TASK INSTRUCTIONS ▸ Please reproduce all the records exactly while leaving out their pictures.

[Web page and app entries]
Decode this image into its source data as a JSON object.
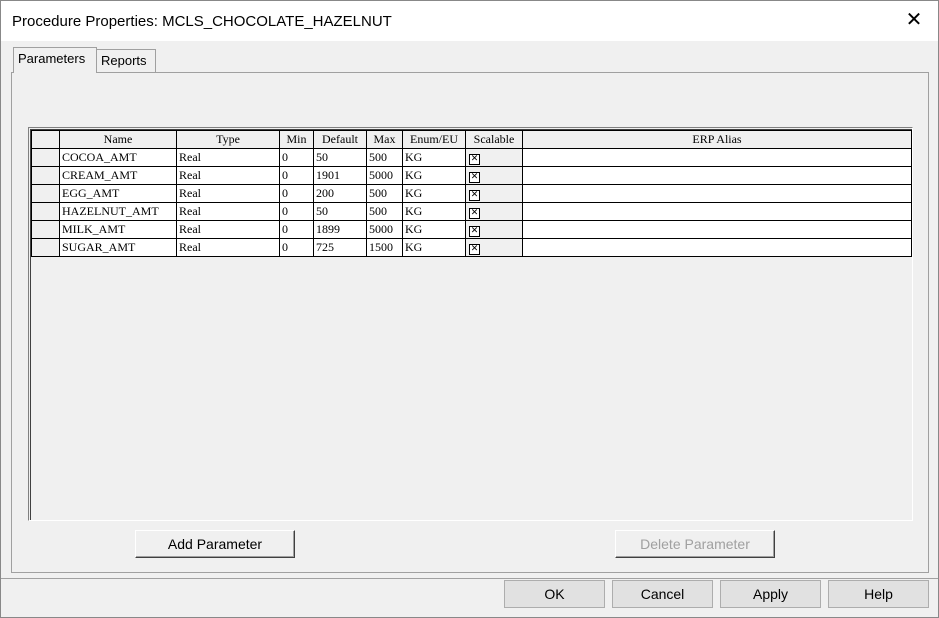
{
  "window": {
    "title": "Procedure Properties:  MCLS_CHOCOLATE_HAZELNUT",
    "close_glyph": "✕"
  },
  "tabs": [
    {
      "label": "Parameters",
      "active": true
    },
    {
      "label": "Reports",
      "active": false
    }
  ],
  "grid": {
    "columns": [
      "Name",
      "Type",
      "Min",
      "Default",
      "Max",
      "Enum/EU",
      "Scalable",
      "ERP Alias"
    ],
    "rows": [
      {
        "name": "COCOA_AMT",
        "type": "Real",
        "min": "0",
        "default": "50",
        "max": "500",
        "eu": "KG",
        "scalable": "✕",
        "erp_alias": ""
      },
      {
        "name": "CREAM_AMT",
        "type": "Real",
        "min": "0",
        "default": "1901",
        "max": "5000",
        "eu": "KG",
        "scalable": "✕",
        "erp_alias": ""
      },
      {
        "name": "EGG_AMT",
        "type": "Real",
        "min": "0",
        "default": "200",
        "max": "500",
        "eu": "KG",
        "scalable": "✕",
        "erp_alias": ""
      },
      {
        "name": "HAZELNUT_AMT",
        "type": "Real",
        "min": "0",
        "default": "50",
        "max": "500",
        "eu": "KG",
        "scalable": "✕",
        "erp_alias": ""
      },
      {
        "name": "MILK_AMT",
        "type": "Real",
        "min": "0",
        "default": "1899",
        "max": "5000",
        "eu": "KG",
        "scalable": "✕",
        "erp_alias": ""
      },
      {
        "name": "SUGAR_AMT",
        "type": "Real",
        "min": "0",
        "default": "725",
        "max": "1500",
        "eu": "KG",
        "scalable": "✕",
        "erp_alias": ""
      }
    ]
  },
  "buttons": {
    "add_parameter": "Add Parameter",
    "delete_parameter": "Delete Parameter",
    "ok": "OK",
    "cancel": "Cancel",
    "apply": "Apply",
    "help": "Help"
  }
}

WRITTEN SOLUTION ▸
Decode this image into its source data as a JSON object.
{
  "window": {
    "title": "Procedure Properties:  MCLS_CHOCOLATE_HAZELNUT",
    "close_glyph": "✕"
  },
  "tabs": [
    {
      "label": "Parameters",
      "active": true
    },
    {
      "label": "Reports",
      "active": false
    }
  ],
  "grid": {
    "columns": [
      "Name",
      "Type",
      "Min",
      "Default",
      "Max",
      "Enum/EU",
      "Scalable",
      "ERP Alias"
    ],
    "rows": [
      {
        "name": "COCOA_AMT",
        "type": "Real",
        "min": "0",
        "default": "50",
        "max": "500",
        "eu": "KG",
        "scalable": "✕",
        "erp_alias": ""
      },
      {
        "name": "CREAM_AMT",
        "type": "Real",
        "min": "0",
        "default": "1901",
        "max": "5000",
        "eu": "KG",
        "scalable": "✕",
        "erp_alias": ""
      },
      {
        "name": "EGG_AMT",
        "type": "Real",
        "min": "0",
        "default": "200",
        "max": "500",
        "eu": "KG",
        "scalable": "✕",
        "erp_alias": ""
      },
      {
        "name": "HAZELNUT_AMT",
        "type": "Real",
        "min": "0",
        "default": "50",
        "max": "500",
        "eu": "KG",
        "scalable": "✕",
        "erp_alias": ""
      },
      {
        "name": "MILK_AMT",
        "type": "Real",
        "min": "0",
        "default": "1899",
        "max": "5000",
        "eu": "KG",
        "scalable": "✕",
        "erp_alias": ""
      },
      {
        "name": "SUGAR_AMT",
        "type": "Real",
        "min": "0",
        "default": "725",
        "max": "1500",
        "eu": "KG",
        "scalable": "✕",
        "erp_alias": ""
      }
    ]
  },
  "buttons": {
    "add_parameter": "Add Parameter",
    "delete_parameter": "Delete Parameter",
    "ok": "OK",
    "cancel": "Cancel",
    "apply": "Apply",
    "help": "Help"
  }
}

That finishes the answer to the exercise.